The public art program of the arena has been made possible through a gift from the Alice L. Walton Foundation.
As visitors enter either of the building’s two main entrances, they will pass under one of two magnificent glass tile mosaic murals, each commissioned specifically for the facility. Each piece is distinctly different, and celebrates the heritage and diversity of Fort Worth and Texas. The Western-inspired art is a cornerstone of the arena, which is designed by architect David M. Schwarz and is located adjacent to Fort Worth’s Cultural District.
Crowning the south façade is a 12-foot tall by 63-foot wide work by Denver-based William Matthews, one of today’s foremost Western artists, known for his depictions of working cowboys and the American West. Titled “Los Caballos,” the mural commemorates the horse, first brought by the Spanish and now an enduring symbol of the American West, whose introduction to North America transformed the Great Plains and the West for both Native Americans and American pioneers. Set against an untamed landscape, the piece captures the movement of wild horses running among scrub and brush, set against rolling hills, mesas, and a storm-filled sky. Matthews’s work was fabricated in the celebrated female-owned studio Mosaicos Venecianos in Cuernavaca, Mexico, where artisans pieced together more than 600,000 hand-cut glass tiles of 570 different colors to realize this scene with remarkable richness and vibrancy.
Flanking Matthews’s mural are two bas-relief sculptures, further celebrating the significance of the horse in the history of the American West. The two 12-foot tall works, cast in bronze, were conceived from Matthews’s original composition drawings and sculpted by Texas-based artist Buckeye Blake, a member of the Cherokee Nation. On the left is a depiction of an early day cowboy of the American West, skilled and confident. On the opposite side is a Comanche, considered the “Lord of the Plains” and master of the horse culture, brave, and graceful. Both figures, seated on horse-back, serve as welcoming ambassadors to all visitors.
For an executive summary on Los Caballos, click here.
To read A Poet’s Perspective on Los Caballos, click here.

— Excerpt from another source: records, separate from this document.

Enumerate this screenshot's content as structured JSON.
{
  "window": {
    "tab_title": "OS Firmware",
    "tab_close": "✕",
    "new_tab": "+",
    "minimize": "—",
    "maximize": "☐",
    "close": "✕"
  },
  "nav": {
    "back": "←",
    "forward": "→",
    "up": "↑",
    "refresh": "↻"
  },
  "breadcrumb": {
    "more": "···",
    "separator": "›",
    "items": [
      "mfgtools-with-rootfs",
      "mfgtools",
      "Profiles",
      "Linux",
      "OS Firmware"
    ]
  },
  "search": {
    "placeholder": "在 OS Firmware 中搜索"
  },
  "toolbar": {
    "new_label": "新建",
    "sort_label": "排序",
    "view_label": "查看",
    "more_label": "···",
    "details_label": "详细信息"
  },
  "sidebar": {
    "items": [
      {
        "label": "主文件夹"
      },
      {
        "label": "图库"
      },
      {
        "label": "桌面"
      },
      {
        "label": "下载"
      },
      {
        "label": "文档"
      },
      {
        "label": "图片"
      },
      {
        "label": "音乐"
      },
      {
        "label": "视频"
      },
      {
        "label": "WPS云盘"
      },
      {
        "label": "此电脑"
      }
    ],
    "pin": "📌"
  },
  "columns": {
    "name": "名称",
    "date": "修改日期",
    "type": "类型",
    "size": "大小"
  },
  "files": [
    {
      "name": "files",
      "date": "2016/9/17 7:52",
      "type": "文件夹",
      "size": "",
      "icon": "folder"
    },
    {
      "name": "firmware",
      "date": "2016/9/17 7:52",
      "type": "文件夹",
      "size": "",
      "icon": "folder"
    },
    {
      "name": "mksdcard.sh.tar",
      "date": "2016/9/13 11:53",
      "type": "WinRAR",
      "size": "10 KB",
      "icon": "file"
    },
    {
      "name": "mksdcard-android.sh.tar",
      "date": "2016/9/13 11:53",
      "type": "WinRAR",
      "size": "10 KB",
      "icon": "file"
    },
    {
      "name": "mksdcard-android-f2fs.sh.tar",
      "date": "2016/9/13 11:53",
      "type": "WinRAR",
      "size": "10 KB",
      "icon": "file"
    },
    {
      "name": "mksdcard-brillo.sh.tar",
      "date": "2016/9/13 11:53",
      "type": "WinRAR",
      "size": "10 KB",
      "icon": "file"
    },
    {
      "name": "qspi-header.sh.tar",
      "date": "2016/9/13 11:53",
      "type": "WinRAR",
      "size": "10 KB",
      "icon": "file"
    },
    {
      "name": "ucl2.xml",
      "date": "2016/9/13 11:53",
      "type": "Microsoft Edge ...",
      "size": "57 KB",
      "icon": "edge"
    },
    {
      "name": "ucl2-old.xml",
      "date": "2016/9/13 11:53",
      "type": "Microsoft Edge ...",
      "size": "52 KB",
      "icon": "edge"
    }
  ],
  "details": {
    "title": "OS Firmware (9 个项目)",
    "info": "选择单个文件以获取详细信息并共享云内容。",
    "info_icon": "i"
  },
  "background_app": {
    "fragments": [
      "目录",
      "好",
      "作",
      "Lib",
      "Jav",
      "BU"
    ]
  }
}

The building’s north façade features a soaring triptych measuring 10-feet in height by 108-feet in width portraying the roots and icons of Texas culture. Created by Evergreene Architectural Arts, America’s largest and most respected specialty contractor for architectural arts, the mural was fabricated in Italy using over 600,000 colored glass tiles. It depicts scenes telling the story of Texas, highlighting early settlers and cowhands, set amidst Texas flora, fauna, and more.
Here, diverse pioneering figures present an inclusive and true reflection of Texas culture and history, including a cowgirl, an African-American cowboy, a Vaquero, and a cowboy bearing a Lone Star flag, all mounted on horseback. It was the Vaquero that brought the traditions of horsemanship to the American West and established the foundation for the idea of the cowboy. At the center of the mural is a large-scale, bright, shining star of Texas, surrounded by oil wells representing the Texas oil booms of the 20th Century, and several of the state’s most quintessential symbols of the natural landscape including prickly pear cacti, pecan trees, wildflowers, bluebonnets, daisies, Texas longhorns, and deer.
Designed in an Art Deco style to pay homage to the adjacent, historic and celebrated WPA-era Will Rogers Memorial Coliseum, Dickies Arena’s numerous architectural details depict the culture and flora of Fort Worth, including wildflowers etched in designs and native prairie grasses sculpted in metal inside the building. Designed by renowned American architect David M. Schwarz, the arena is slated to open in October 2019, and host its first rodeo in January 2020.
Since its founding in 1849, Fort Worth, Texas has possessed a powerful synergy rooted in its community pride and western heritage. From early on, the city’s citizens were inspired to invest in quality of life and cultural pursuits, resulting in an extraordinary collection of both public and private art. The city has consistently maintained this dedication to the arts, reflected in multiple world-class museums and architecture. Although each of Fort Worth’s many legacy projects are focused on different missions and visions, they share one common theme: an unparalleled combination of forward-thinking and philanthropic giving focused on community enrichment, with each successive generation expanding the cultural palette of the city. Dickies Arena sits in the city’s Cultural District, alongside the Art Deco-stylized Will Rogers Memorial Center, the Kimbell Art Museum, the Amon Carter Museum of American Art, the Modern Art Museum of Fort Worth, the Fort Worth Museum of Science and History, the National Cowgirl Museum and Hall of Fame, and the Fort Worth Botanic Garden.
For more information about the murals and sculptures, visit this link.